_Activity:_ Return the data below unchanged, without images.

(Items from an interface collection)
────────────────────
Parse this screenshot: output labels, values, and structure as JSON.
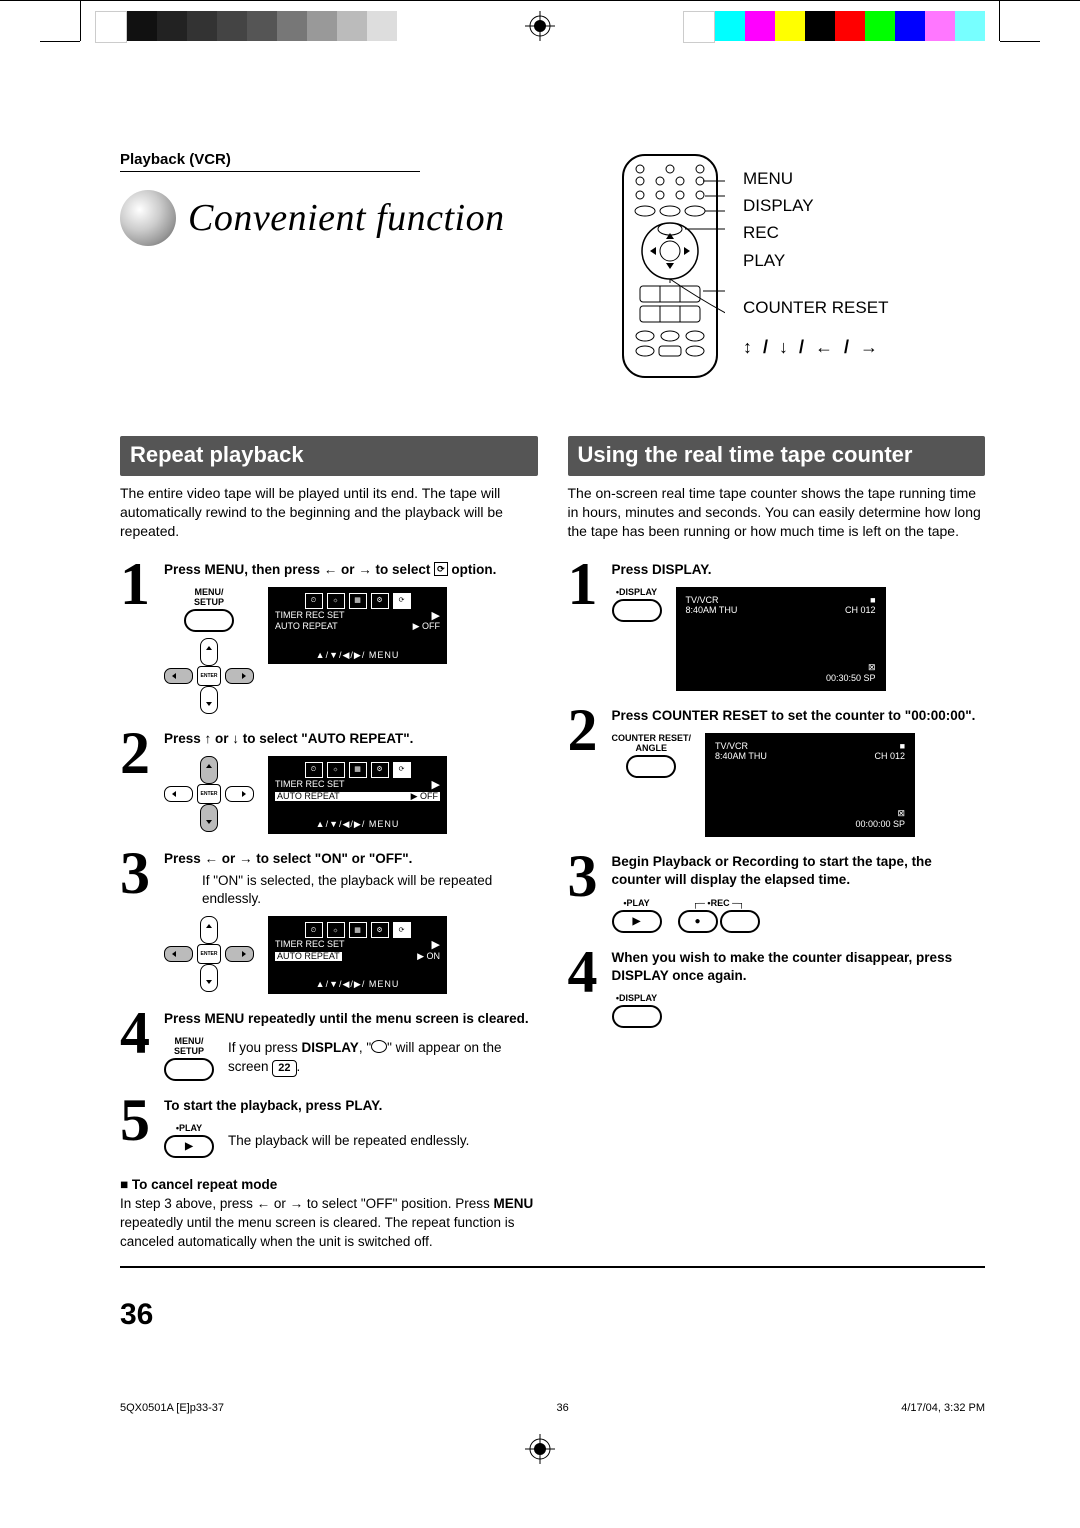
{
  "breadcrumb": "Playback (VCR)",
  "title": "Convenient function",
  "remote": {
    "labels": [
      "MENU",
      "DISPLAY",
      "REC",
      "PLAY",
      "COUNTER RESET"
    ],
    "arrow_glyphs": "↕ / ↓ / ← / →"
  },
  "left": {
    "heading": "Repeat playback",
    "intro": "The entire video tape will be played until its end. The tape will automatically rewind to the beginning and the playback will be repeated.",
    "steps": {
      "s1": "Press MENU, then press ← or → to select ",
      "s1_tail": " option.",
      "s2": "Press ↑ or ↓ to select \"AUTO REPEAT\".",
      "s3": "Press ← or → to select \"ON\" or \"OFF\".",
      "s3_sub": "If \"ON\" is selected, the playback will be repeated endlessly.",
      "s4": "Press MENU repeatedly until the menu screen is cleared.",
      "s4_sub_a": "If you press ",
      "s4_sub_b": "DISPLAY",
      "s4_sub_c": ", \"",
      "s4_sub_d": "\" will appear on the screen ",
      "s5": "To start the playback, press PLAY.",
      "s5_sub": "The playback will be repeated endlessly."
    },
    "cancel": {
      "head": "To cancel repeat mode",
      "body_a": "In step 3 above, press ← or → to select \"OFF\" position. Press ",
      "body_b": "MENU",
      "body_c": " repeatedly until the menu screen is cleared. The repeat function is canceled automatically when the unit is switched off."
    },
    "osd": {
      "opt1": "TIMER REC SET",
      "opt2": "AUTO REPEAT",
      "val_off": "▶ OFF",
      "val_on": "▶ ON",
      "menuhint": "▲/▼/◀/▶/ MENU"
    },
    "btn_menu": "MENU/\nSETUP",
    "btn_play": "•PLAY",
    "play_glyph": "▶",
    "enter_label": "ENTER",
    "pageref": "22"
  },
  "right": {
    "heading": "Using the real time tape counter",
    "intro": "The on-screen real time tape counter shows the tape running time in hours, minutes and seconds. You can easily determine how long the tape has been running or how much time is left on the tape.",
    "steps": {
      "s1": "Press DISPLAY.",
      "s2": "Press COUNTER RESET to set the counter to \"00:00:00\".",
      "s3": "Begin Playback or Recording to start the tape, the counter will display the elapsed time.",
      "s4": "When you wish to make the counter disappear, press DISPLAY once again."
    },
    "btn_display": "•DISPLAY",
    "btn_counter": "COUNTER RESET/\nANGLE",
    "btn_play": "•PLAY",
    "btn_rec": "•REC",
    "play_glyph": "▶",
    "rec_glyph": "●",
    "tv1": {
      "l1a": "TV/VCR",
      "l1b": "■",
      "l2a": "8:40AM  THU",
      "l2b": "CH 012",
      "l3": "⊠",
      "l4": "00:30:50  SP"
    },
    "tv2": {
      "l1a": "TV/VCR",
      "l1b": "■",
      "l2a": "8:40AM  THU",
      "l2b": "CH 012",
      "l3": "⊠",
      "l4": "00:00:00  SP"
    }
  },
  "pagenum": "36",
  "footer": {
    "left": "5QX0501A [E]p33-37",
    "mid": "36",
    "right": "4/17/04, 3:32 PM"
  }
}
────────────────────
_Exercise answer:_
Parse this screenshot: output labels, values, and structure as JSON.
{
  "breadcrumb": "Playback (VCR)",
  "title": "Convenient function",
  "remote": {
    "labels": [
      "MENU",
      "DISPLAY",
      "REC",
      "PLAY",
      "COUNTER RESET"
    ],
    "arrow_glyphs": "↕ / ↓ / ← / →"
  },
  "left": {
    "heading": "Repeat playback",
    "intro": "The entire video tape will be played until its end. The tape will automatically rewind to the beginning and the playback will be repeated.",
    "steps": {
      "s1": "Press MENU, then press ← or → to select ",
      "s1_tail": " option.",
      "s2": "Press ↑ or ↓ to select \"AUTO REPEAT\".",
      "s3": "Press ← or → to select \"ON\" or \"OFF\".",
      "s3_sub": "If \"ON\" is selected, the playback will be repeated endlessly.",
      "s4": "Press MENU repeatedly until the menu screen is cleared.",
      "s4_sub_a": "If you press ",
      "s4_sub_b": "DISPLAY",
      "s4_sub_c": ", \"",
      "s4_sub_d": "\" will appear on the screen ",
      "s5": "To start the playback, press PLAY.",
      "s5_sub": "The playback will be repeated endlessly."
    },
    "cancel": {
      "head": "To cancel repeat mode",
      "body_a": "In step 3 above, press ← or → to select \"OFF\" position. Press ",
      "body_b": "MENU",
      "body_c": " repeatedly until the menu screen is cleared. The repeat function is canceled automatically when the unit is switched off."
    },
    "osd": {
      "opt1": "TIMER REC SET",
      "opt2": "AUTO REPEAT",
      "val_off": "▶ OFF",
      "val_on": "▶ ON",
      "menuhint": "▲/▼/◀/▶/ MENU"
    },
    "btn_menu": "MENU/\nSETUP",
    "btn_play": "•PLAY",
    "play_glyph": "▶",
    "enter_label": "ENTER",
    "pageref": "22"
  },
  "right": {
    "heading": "Using the real time tape counter",
    "intro": "The on-screen real time tape counter shows the tape running time in hours, minutes and seconds. You can easily determine how long the tape has been running or how much time is left on the tape.",
    "steps": {
      "s1": "Press DISPLAY.",
      "s2": "Press COUNTER RESET to set the counter to \"00:00:00\".",
      "s3": "Begin Playback or Recording to start the tape, the counter will display the elapsed time.",
      "s4": "When you wish to make the counter disappear, press DISPLAY once again."
    },
    "btn_display": "•DISPLAY",
    "btn_counter": "COUNTER RESET/\nANGLE",
    "btn_play": "•PLAY",
    "btn_rec": "•REC",
    "play_glyph": "▶",
    "rec_glyph": "●",
    "tv1": {
      "l1a": "TV/VCR",
      "l1b": "■",
      "l2a": "8:40AM  THU",
      "l2b": "CH 012",
      "l3": "⊠",
      "l4": "00:30:50  SP"
    },
    "tv2": {
      "l1a": "TV/VCR",
      "l1b": "■",
      "l2a": "8:40AM  THU",
      "l2b": "CH 012",
      "l3": "⊠",
      "l4": "00:00:00  SP"
    }
  },
  "pagenum": "36",
  "footer": {
    "left": "5QX0501A [E]p33-37",
    "mid": "36",
    "right": "4/17/04, 3:32 PM"
  }
}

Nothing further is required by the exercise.